Website and app data records:
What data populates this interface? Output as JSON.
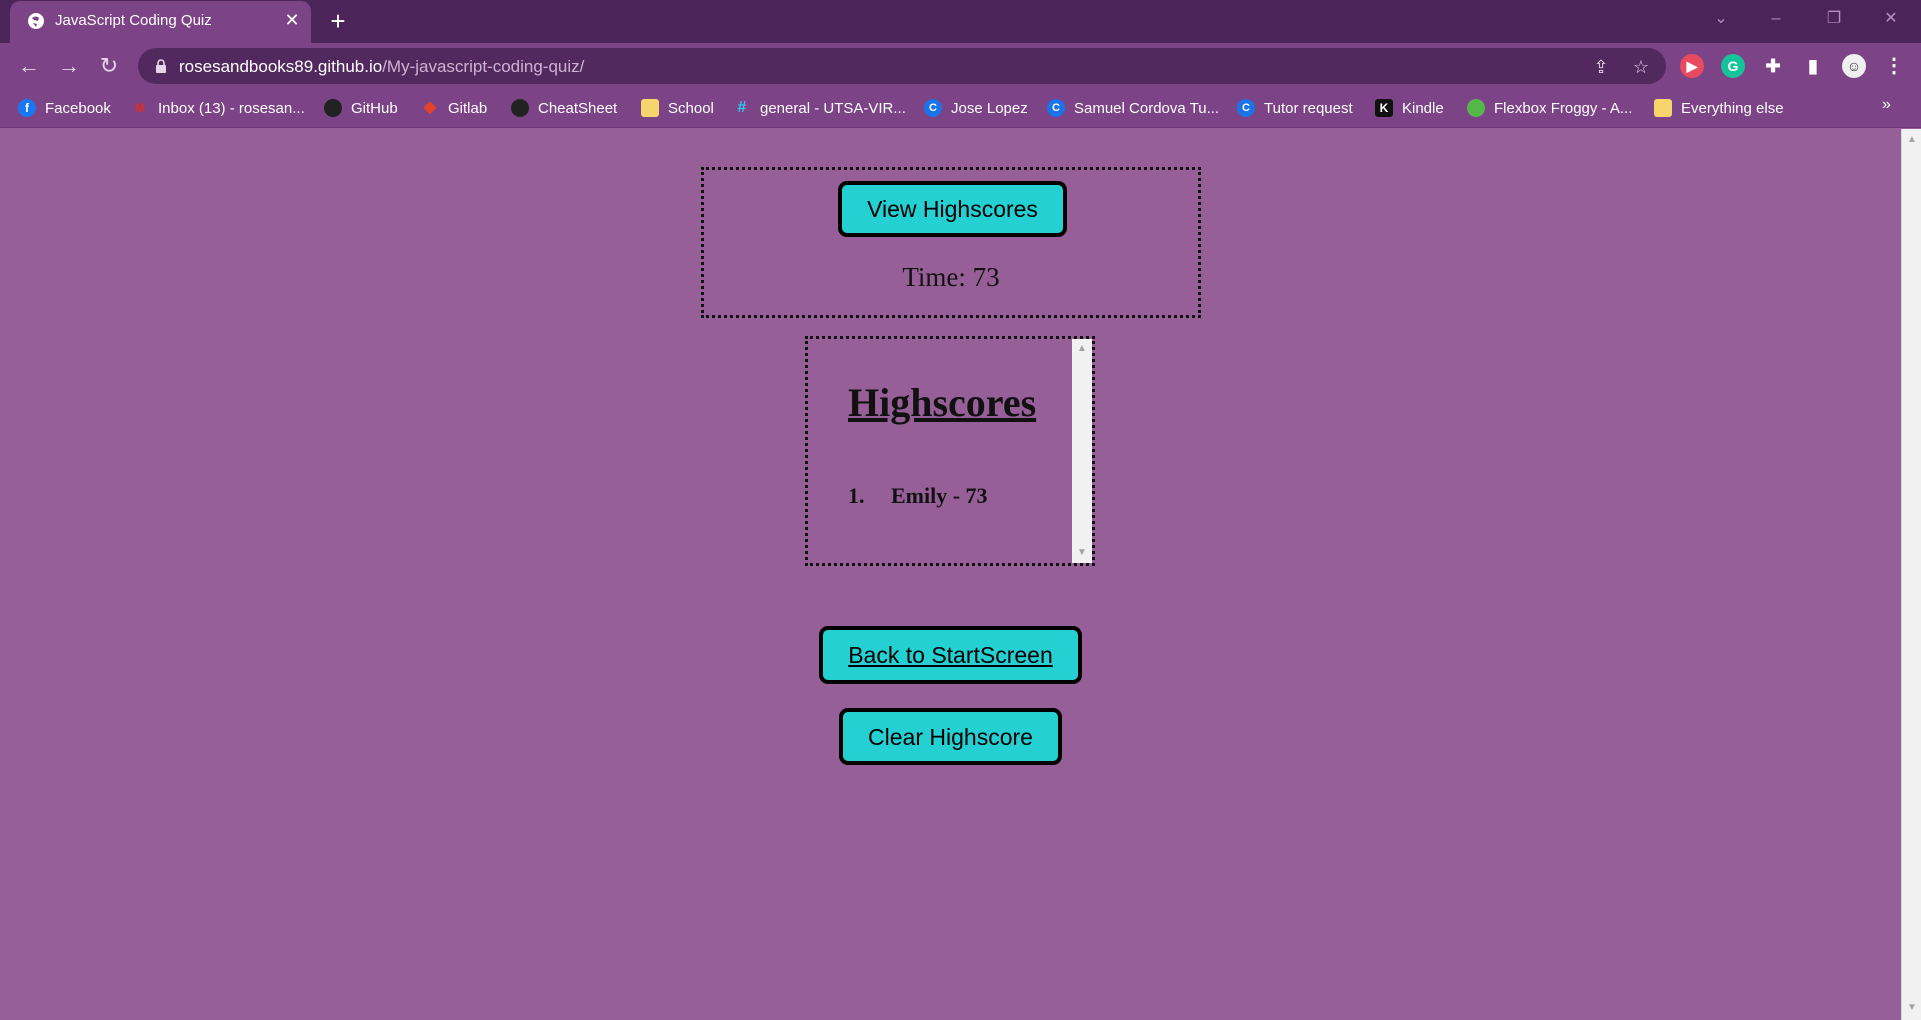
{
  "browser": {
    "tab_title": "JavaScript Coding Quiz",
    "tab_close": "✕",
    "new_tab": "+",
    "url_host": "rosesandbooks89.github.io",
    "url_path": "/My-javascript-coding-quiz/",
    "bookmarks": [
      {
        "label": "Facebook",
        "icon": "facebook-icon",
        "color": "#1877f2",
        "glyph": "f"
      },
      {
        "label": "Inbox (13) - rosesan...",
        "icon": "gmail-icon",
        "color": "#d93025",
        "glyph": "M"
      },
      {
        "label": "GitHub",
        "icon": "github-icon",
        "color": "#222222",
        "glyph": "●"
      },
      {
        "label": "Gitlab",
        "icon": "gitlab-icon",
        "color": "#e24329",
        "glyph": "◆"
      },
      {
        "label": "CheatSheet",
        "icon": "github-icon",
        "color": "#222222",
        "glyph": "●"
      },
      {
        "label": "School",
        "icon": "folder-icon",
        "color": "#f6d56d",
        "glyph": ""
      },
      {
        "label": "general - UTSA-VIR...",
        "icon": "slack-icon",
        "color": "#36c5f0",
        "glyph": "#"
      },
      {
        "label": "Jose Lopez",
        "icon": "c-icon",
        "color": "#1a73e8",
        "glyph": "C"
      },
      {
        "label": "Samuel Cordova Tu...",
        "icon": "c-icon",
        "color": "#1a73e8",
        "glyph": "C"
      },
      {
        "label": "Tutor request",
        "icon": "c-icon",
        "color": "#1a73e8",
        "glyph": "C"
      },
      {
        "label": "Kindle",
        "icon": "kindle-icon",
        "color": "#111111",
        "glyph": "K"
      },
      {
        "label": "Flexbox Froggy - A...",
        "icon": "frog-icon",
        "color": "#56b84a",
        "glyph": "☻"
      },
      {
        "label": "Everything else",
        "icon": "folder-icon",
        "color": "#f6d56d",
        "glyph": ""
      }
    ],
    "bookmarks_more": "»"
  },
  "header": {
    "view_highscores": "View Highscores",
    "time_text": "Time: 73"
  },
  "highscores": {
    "title": "Highscores",
    "items": [
      {
        "rank": "1.",
        "entry": "Emily - 73"
      }
    ]
  },
  "actions": {
    "back_label": "Back to StartScreen",
    "clear_label": "Clear Highscore"
  },
  "colors": {
    "page_bg": "#975f98",
    "button_bg": "#25d0d2",
    "chrome_bg": "#7d4387"
  }
}
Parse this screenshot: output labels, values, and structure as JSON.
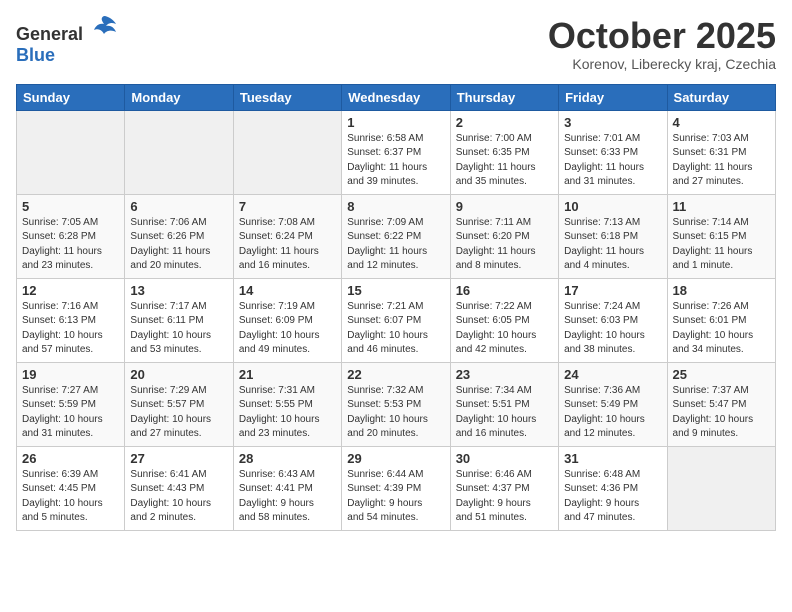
{
  "logo": {
    "general": "General",
    "blue": "Blue"
  },
  "header": {
    "month": "October 2025",
    "location": "Korenov, Liberecky kraj, Czechia"
  },
  "weekdays": [
    "Sunday",
    "Monday",
    "Tuesday",
    "Wednesday",
    "Thursday",
    "Friday",
    "Saturday"
  ],
  "weeks": [
    [
      {
        "day": "",
        "info": ""
      },
      {
        "day": "",
        "info": ""
      },
      {
        "day": "",
        "info": ""
      },
      {
        "day": "1",
        "info": "Sunrise: 6:58 AM\nSunset: 6:37 PM\nDaylight: 11 hours\nand 39 minutes."
      },
      {
        "day": "2",
        "info": "Sunrise: 7:00 AM\nSunset: 6:35 PM\nDaylight: 11 hours\nand 35 minutes."
      },
      {
        "day": "3",
        "info": "Sunrise: 7:01 AM\nSunset: 6:33 PM\nDaylight: 11 hours\nand 31 minutes."
      },
      {
        "day": "4",
        "info": "Sunrise: 7:03 AM\nSunset: 6:31 PM\nDaylight: 11 hours\nand 27 minutes."
      }
    ],
    [
      {
        "day": "5",
        "info": "Sunrise: 7:05 AM\nSunset: 6:28 PM\nDaylight: 11 hours\nand 23 minutes."
      },
      {
        "day": "6",
        "info": "Sunrise: 7:06 AM\nSunset: 6:26 PM\nDaylight: 11 hours\nand 20 minutes."
      },
      {
        "day": "7",
        "info": "Sunrise: 7:08 AM\nSunset: 6:24 PM\nDaylight: 11 hours\nand 16 minutes."
      },
      {
        "day": "8",
        "info": "Sunrise: 7:09 AM\nSunset: 6:22 PM\nDaylight: 11 hours\nand 12 minutes."
      },
      {
        "day": "9",
        "info": "Sunrise: 7:11 AM\nSunset: 6:20 PM\nDaylight: 11 hours\nand 8 minutes."
      },
      {
        "day": "10",
        "info": "Sunrise: 7:13 AM\nSunset: 6:18 PM\nDaylight: 11 hours\nand 4 minutes."
      },
      {
        "day": "11",
        "info": "Sunrise: 7:14 AM\nSunset: 6:15 PM\nDaylight: 11 hours\nand 1 minute."
      }
    ],
    [
      {
        "day": "12",
        "info": "Sunrise: 7:16 AM\nSunset: 6:13 PM\nDaylight: 10 hours\nand 57 minutes."
      },
      {
        "day": "13",
        "info": "Sunrise: 7:17 AM\nSunset: 6:11 PM\nDaylight: 10 hours\nand 53 minutes."
      },
      {
        "day": "14",
        "info": "Sunrise: 7:19 AM\nSunset: 6:09 PM\nDaylight: 10 hours\nand 49 minutes."
      },
      {
        "day": "15",
        "info": "Sunrise: 7:21 AM\nSunset: 6:07 PM\nDaylight: 10 hours\nand 46 minutes."
      },
      {
        "day": "16",
        "info": "Sunrise: 7:22 AM\nSunset: 6:05 PM\nDaylight: 10 hours\nand 42 minutes."
      },
      {
        "day": "17",
        "info": "Sunrise: 7:24 AM\nSunset: 6:03 PM\nDaylight: 10 hours\nand 38 minutes."
      },
      {
        "day": "18",
        "info": "Sunrise: 7:26 AM\nSunset: 6:01 PM\nDaylight: 10 hours\nand 34 minutes."
      }
    ],
    [
      {
        "day": "19",
        "info": "Sunrise: 7:27 AM\nSunset: 5:59 PM\nDaylight: 10 hours\nand 31 minutes."
      },
      {
        "day": "20",
        "info": "Sunrise: 7:29 AM\nSunset: 5:57 PM\nDaylight: 10 hours\nand 27 minutes."
      },
      {
        "day": "21",
        "info": "Sunrise: 7:31 AM\nSunset: 5:55 PM\nDaylight: 10 hours\nand 23 minutes."
      },
      {
        "day": "22",
        "info": "Sunrise: 7:32 AM\nSunset: 5:53 PM\nDaylight: 10 hours\nand 20 minutes."
      },
      {
        "day": "23",
        "info": "Sunrise: 7:34 AM\nSunset: 5:51 PM\nDaylight: 10 hours\nand 16 minutes."
      },
      {
        "day": "24",
        "info": "Sunrise: 7:36 AM\nSunset: 5:49 PM\nDaylight: 10 hours\nand 12 minutes."
      },
      {
        "day": "25",
        "info": "Sunrise: 7:37 AM\nSunset: 5:47 PM\nDaylight: 10 hours\nand 9 minutes."
      }
    ],
    [
      {
        "day": "26",
        "info": "Sunrise: 6:39 AM\nSunset: 4:45 PM\nDaylight: 10 hours\nand 5 minutes."
      },
      {
        "day": "27",
        "info": "Sunrise: 6:41 AM\nSunset: 4:43 PM\nDaylight: 10 hours\nand 2 minutes."
      },
      {
        "day": "28",
        "info": "Sunrise: 6:43 AM\nSunset: 4:41 PM\nDaylight: 9 hours\nand 58 minutes."
      },
      {
        "day": "29",
        "info": "Sunrise: 6:44 AM\nSunset: 4:39 PM\nDaylight: 9 hours\nand 54 minutes."
      },
      {
        "day": "30",
        "info": "Sunrise: 6:46 AM\nSunset: 4:37 PM\nDaylight: 9 hours\nand 51 minutes."
      },
      {
        "day": "31",
        "info": "Sunrise: 6:48 AM\nSunset: 4:36 PM\nDaylight: 9 hours\nand 47 minutes."
      },
      {
        "day": "",
        "info": ""
      }
    ]
  ]
}
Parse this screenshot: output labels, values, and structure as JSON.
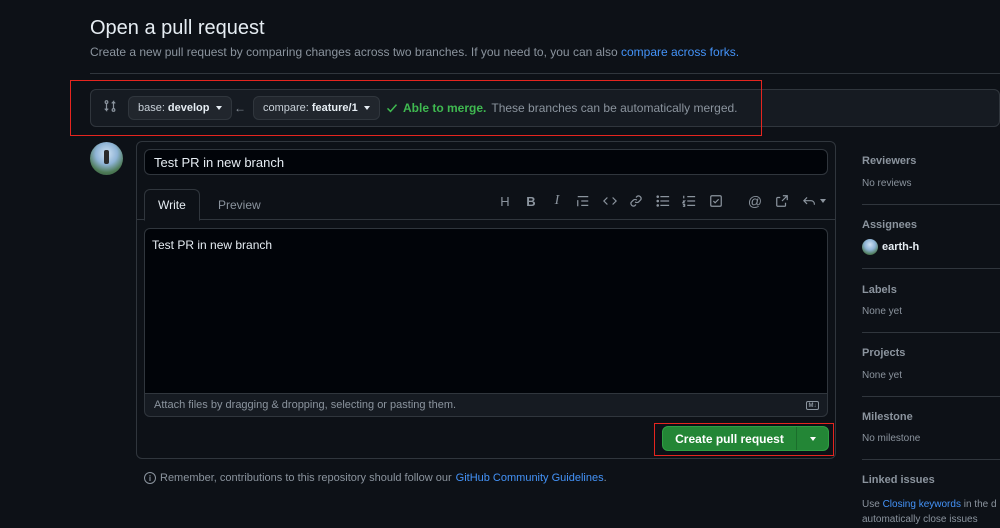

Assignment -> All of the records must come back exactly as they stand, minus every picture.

Output below ->
What data populates this interface? Output as JSON.
{
  "browser": {
    "tab_title": "JavaScript Coding Quiz",
    "tab_close": "✕",
    "new_tab": "+",
    "url_host": "rosesandbooks89.github.io",
    "url_path": "/My-javascript-coding-quiz/",
    "bookmarks": [
      {
        "label": "Facebook",
        "icon": "facebook-icon",
        "color": "#1877f2",
        "glyph": "f"
      },
      {
        "label": "Inbox (13) - rosesan...",
        "icon": "gmail-icon",
        "color": "#d93025",
        "glyph": "M"
      },
      {
        "label": "GitHub",
        "icon": "github-icon",
        "color": "#222222",
        "glyph": "●"
      },
      {
        "label": "Gitlab",
        "icon": "gitlab-icon",
        "color": "#e24329",
        "glyph": "◆"
      },
      {
        "label": "CheatSheet",
        "icon": "github-icon",
        "color": "#222222",
        "glyph": "●"
      },
      {
        "label": "School",
        "icon": "folder-icon",
        "color": "#f6d56d",
        "glyph": ""
      },
      {
        "label": "general - UTSA-VIR...",
        "icon": "slack-icon",
        "color": "#36c5f0",
        "glyph": "#"
      },
      {
        "label": "Jose Lopez",
        "icon": "c-icon",
        "color": "#1a73e8",
        "glyph": "C"
      },
      {
        "label": "Samuel Cordova Tu...",
        "icon": "c-icon",
        "color": "#1a73e8",
        "glyph": "C"
      },
      {
        "label": "Tutor request",
        "icon": "c-icon",
        "color": "#1a73e8",
        "glyph": "C"
      },
      {
        "label": "Kindle",
        "icon": "kindle-icon",
        "color": "#111111",
        "glyph": "K"
      },
      {
        "label": "Flexbox Froggy - A...",
        "icon": "frog-icon",
        "color": "#56b84a",
        "glyph": "☻"
      },
      {
        "label": "Everything else",
        "icon": "folder-icon",
        "color": "#f6d56d",
        "glyph": ""
      }
    ],
    "bookmarks_more": "»"
  },
  "header": {
    "view_highscores": "View Highscores",
    "time_text": "Time: 73"
  },
  "highscores": {
    "title": "Highscores",
    "items": [
      {
        "rank": "1.",
        "entry": "Emily - 73"
      }
    ]
  },
  "actions": {
    "back_label": "Back to StartScreen",
    "clear_label": "Clear Highscore"
  },
  "colors": {
    "page_bg": "#975f98",
    "button_bg": "#25d0d2",
    "chrome_bg": "#7d4387"
  }
}
Parse this screenshot: output labels, values, and structure as JSON.
{
  "logo": {
    "general": "General",
    "blue": "Blue"
  },
  "header": {
    "month": "October 2025",
    "location": "Korenov, Liberecky kraj, Czechia"
  },
  "weekdays": [
    "Sunday",
    "Monday",
    "Tuesday",
    "Wednesday",
    "Thursday",
    "Friday",
    "Saturday"
  ],
  "weeks": [
    [
      {
        "day": "",
        "info": ""
      },
      {
        "day": "",
        "info": ""
      },
      {
        "day": "",
        "info": ""
      },
      {
        "day": "1",
        "info": "Sunrise: 6:58 AM\nSunset: 6:37 PM\nDaylight: 11 hours\nand 39 minutes."
      },
      {
        "day": "2",
        "info": "Sunrise: 7:00 AM\nSunset: 6:35 PM\nDaylight: 11 hours\nand 35 minutes."
      },
      {
        "day": "3",
        "info": "Sunrise: 7:01 AM\nSunset: 6:33 PM\nDaylight: 11 hours\nand 31 minutes."
      },
      {
        "day": "4",
        "info": "Sunrise: 7:03 AM\nSunset: 6:31 PM\nDaylight: 11 hours\nand 27 minutes."
      }
    ],
    [
      {
        "day": "5",
        "info": "Sunrise: 7:05 AM\nSunset: 6:28 PM\nDaylight: 11 hours\nand 23 minutes."
      },
      {
        "day": "6",
        "info": "Sunrise: 7:06 AM\nSunset: 6:26 PM\nDaylight: 11 hours\nand 20 minutes."
      },
      {
        "day": "7",
        "info": "Sunrise: 7:08 AM\nSunset: 6:24 PM\nDaylight: 11 hours\nand 16 minutes."
      },
      {
        "day": "8",
        "info": "Sunrise: 7:09 AM\nSunset: 6:22 PM\nDaylight: 11 hours\nand 12 minutes."
      },
      {
        "day": "9",
        "info": "Sunrise: 7:11 AM\nSunset: 6:20 PM\nDaylight: 11 hours\nand 8 minutes."
      },
      {
        "day": "10",
        "info": "Sunrise: 7:13 AM\nSunset: 6:18 PM\nDaylight: 11 hours\nand 4 minutes."
      },
      {
        "day": "11",
        "info": "Sunrise: 7:14 AM\nSunset: 6:15 PM\nDaylight: 11 hours\nand 1 minute."
      }
    ],
    [
      {
        "day": "12",
        "info": "Sunrise: 7:16 AM\nSunset: 6:13 PM\nDaylight: 10 hours\nand 57 minutes."
      },
      {
        "day": "13",
        "info": "Sunrise: 7:17 AM\nSunset: 6:11 PM\nDaylight: 10 hours\nand 53 minutes."
      },
      {
        "day": "14",
        "info": "Sunrise: 7:19 AM\nSunset: 6:09 PM\nDaylight: 10 hours\nand 49 minutes."
      },
      {
        "day": "15",
        "info": "Sunrise: 7:21 AM\nSunset: 6:07 PM\nDaylight: 10 hours\nand 46 minutes."
      },
      {
        "day": "16",
        "info": "Sunrise: 7:22 AM\nSunset: 6:05 PM\nDaylight: 10 hours\nand 42 minutes."
      },
      {
        "day": "17",
        "info": "Sunrise: 7:24 AM\nSunset: 6:03 PM\nDaylight: 10 hours\nand 38 minutes."
      },
      {
        "day": "18",
        "info": "Sunrise: 7:26 AM\nSunset: 6:01 PM\nDaylight: 10 hours\nand 34 minutes."
      }
    ],
    [
      {
        "day": "19",
        "info": "Sunrise: 7:27 AM\nSunset: 5:59 PM\nDaylight: 10 hours\nand 31 minutes."
      },
      {
        "day": "20",
        "info": "Sunrise: 7:29 AM\nSunset: 5:57 PM\nDaylight: 10 hours\nand 27 minutes."
      },
      {
        "day": "21",
        "info": "Sunrise: 7:31 AM\nSunset: 5:55 PM\nDaylight: 10 hours\nand 23 minutes."
      },
      {
        "day": "22",
        "info": "Sunrise: 7:32 AM\nSunset: 5:53 PM\nDaylight: 10 hours\nand 20 minutes."
      },
      {
        "day": "23",
        "info": "Sunrise: 7:34 AM\nSunset: 5:51 PM\nDaylight: 10 hours\nand 16 minutes."
      },
      {
        "day": "24",
        "info": "Sunrise: 7:36 AM\nSunset: 5:49 PM\nDaylight: 10 hours\nand 12 minutes."
      },
      {
        "day": "25",
        "info": "Sunrise: 7:37 AM\nSunset: 5:47 PM\nDaylight: 10 hours\nand 9 minutes."
      }
    ],
    [
      {
        "day": "26",
        "info": "Sunrise: 6:39 AM\nSunset: 4:45 PM\nDaylight: 10 hours\nand 5 minutes."
      },
      {
        "day": "27",
        "info": "Sunrise: 6:41 AM\nSunset: 4:43 PM\nDaylight: 10 hours\nand 2 minutes."
      },
      {
        "day": "28",
        "info": "Sunrise: 6:43 AM\nSunset: 4:41 PM\nDaylight: 9 hours\nand 58 minutes."
      },
      {
        "day": "29",
        "info": "Sunrise: 6:44 AM\nSunset: 4:39 PM\nDaylight: 9 hours\nand 54 minutes."
      },
      {
        "day": "30",
        "info": "Sunrise: 6:46 AM\nSunset: 4:37 PM\nDaylight: 9 hours\nand 51 minutes."
      },
      {
        "day": "31",
        "info": "Sunrise: 6:48 AM\nSunset: 4:36 PM\nDaylight: 9 hours\nand 47 minutes."
      },
      {
        "day": "",
        "info": ""
      }
    ]
  ]
}
Parse this screenshot: output labels, values, and structure as JSON.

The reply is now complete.